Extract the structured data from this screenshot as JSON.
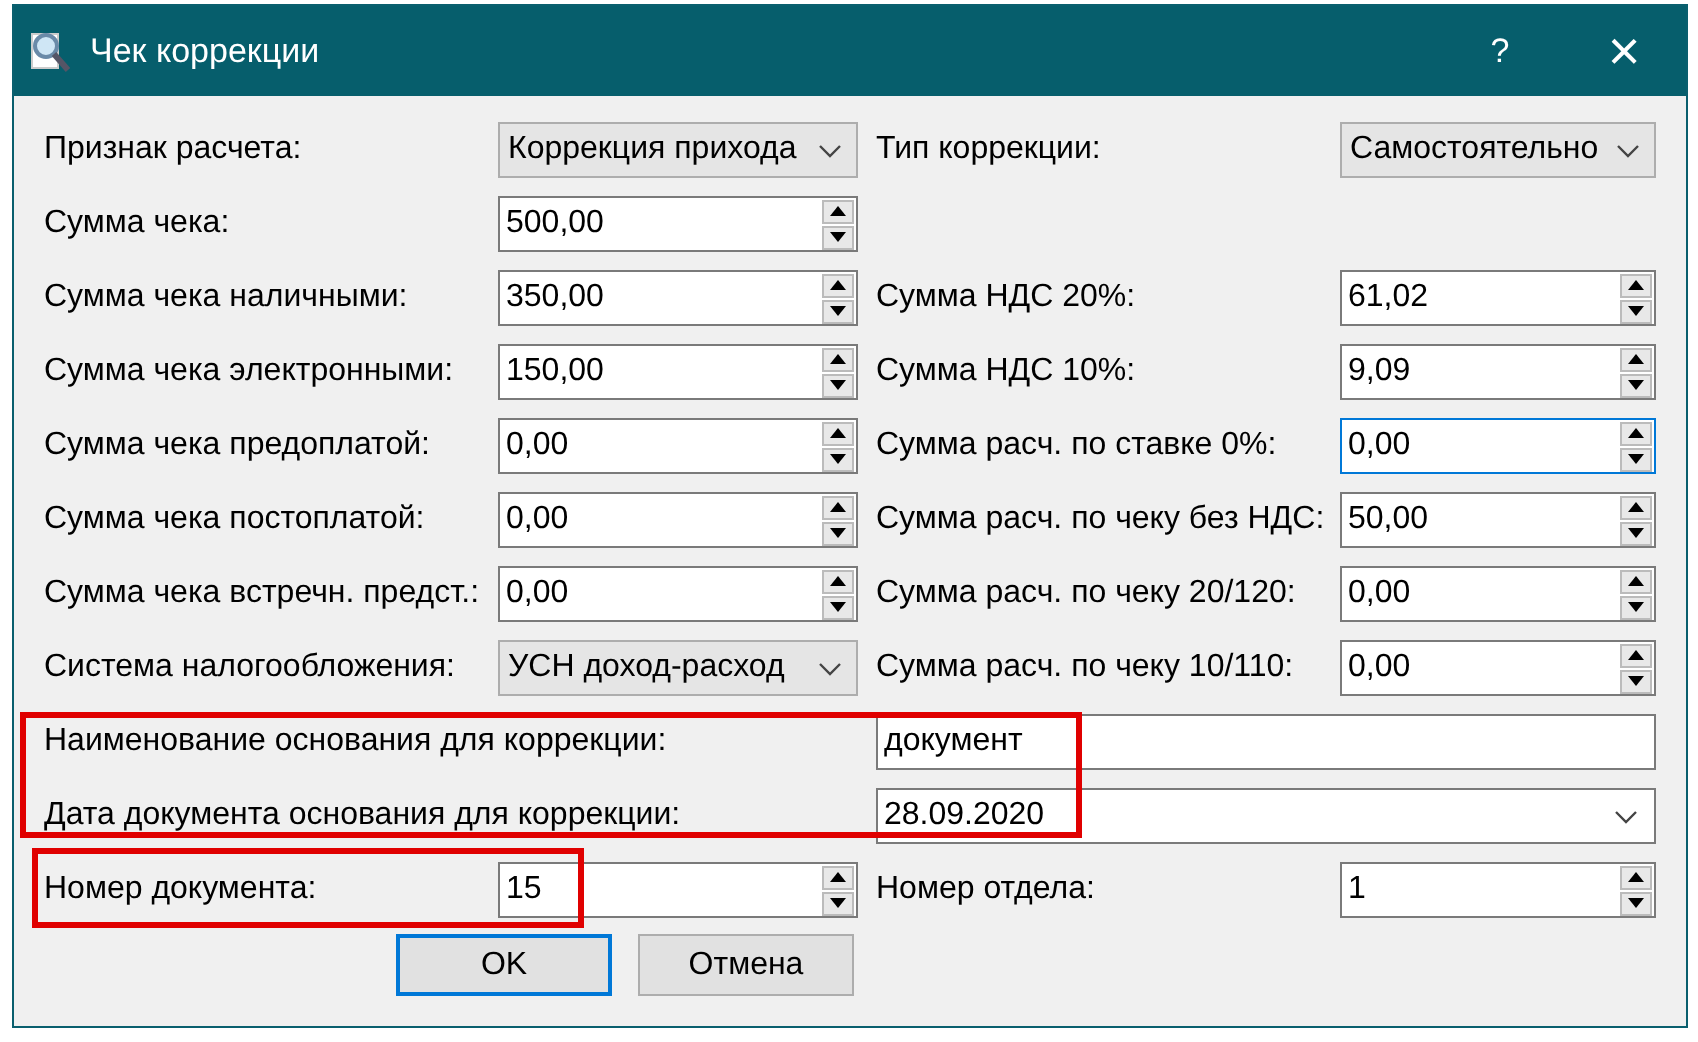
{
  "window": {
    "title": "Чек коррекции",
    "help": "?",
    "close": "×"
  },
  "rows": [
    {
      "left": {
        "label": "Признак расчета:",
        "kind": "combo",
        "value": "Коррекция прихода"
      },
      "right": {
        "label": "Тип коррекции:",
        "kind": "combo",
        "value": "Самостоятельно"
      }
    },
    {
      "left": {
        "label": "Сумма чека:",
        "kind": "spin",
        "value": "500,00"
      }
    },
    {
      "left": {
        "label": "Сумма чека наличными:",
        "kind": "spin",
        "value": "350,00"
      },
      "right": {
        "label": "Сумма НДС 20%:",
        "kind": "spin",
        "value": "61,02"
      }
    },
    {
      "left": {
        "label": "Сумма чека электронными:",
        "kind": "spin",
        "value": "150,00"
      },
      "right": {
        "label": "Сумма НДС 10%:",
        "kind": "spin",
        "value": "9,09"
      }
    },
    {
      "left": {
        "label": "Сумма чека предоплатой:",
        "kind": "spin",
        "value": "0,00"
      },
      "right": {
        "label": "Сумма расч. по ставке 0%:",
        "kind": "spin",
        "value": "0,00",
        "focused": true
      }
    },
    {
      "left": {
        "label": "Сумма чека постоплатой:",
        "kind": "spin",
        "value": "0,00"
      },
      "right": {
        "label": "Сумма расч. по чеку без НДС:",
        "kind": "spin",
        "value": "50,00"
      }
    },
    {
      "left": {
        "label": "Сумма чека встречн. предст.:",
        "kind": "spin",
        "value": "0,00"
      },
      "right": {
        "label": "Сумма расч. по чеку 20/120:",
        "kind": "spin",
        "value": "0,00"
      }
    },
    {
      "left": {
        "label": "Система налогообложения:",
        "kind": "combo",
        "value": "УСН доход-расход"
      },
      "right": {
        "label": "Сумма расч. по чеку 10/110:",
        "kind": "spin",
        "value": "0,00"
      }
    },
    {
      "wide": {
        "label": "Наименование основания для коррекции:",
        "kind": "text",
        "value": "документ"
      }
    },
    {
      "wide": {
        "label": "Дата документа основания для коррекции:",
        "kind": "date",
        "value": "28.09.2020"
      }
    },
    {
      "left": {
        "label": "Номер документа:",
        "kind": "spin",
        "value": "15"
      },
      "right": {
        "label": "Номер отдела:",
        "kind": "spin",
        "value": "1"
      }
    }
  ],
  "buttons": [
    {
      "label": "OK",
      "default": true
    },
    {
      "label": "Отмена",
      "default": false
    }
  ]
}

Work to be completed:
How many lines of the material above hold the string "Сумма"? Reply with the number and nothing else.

Your solution:
12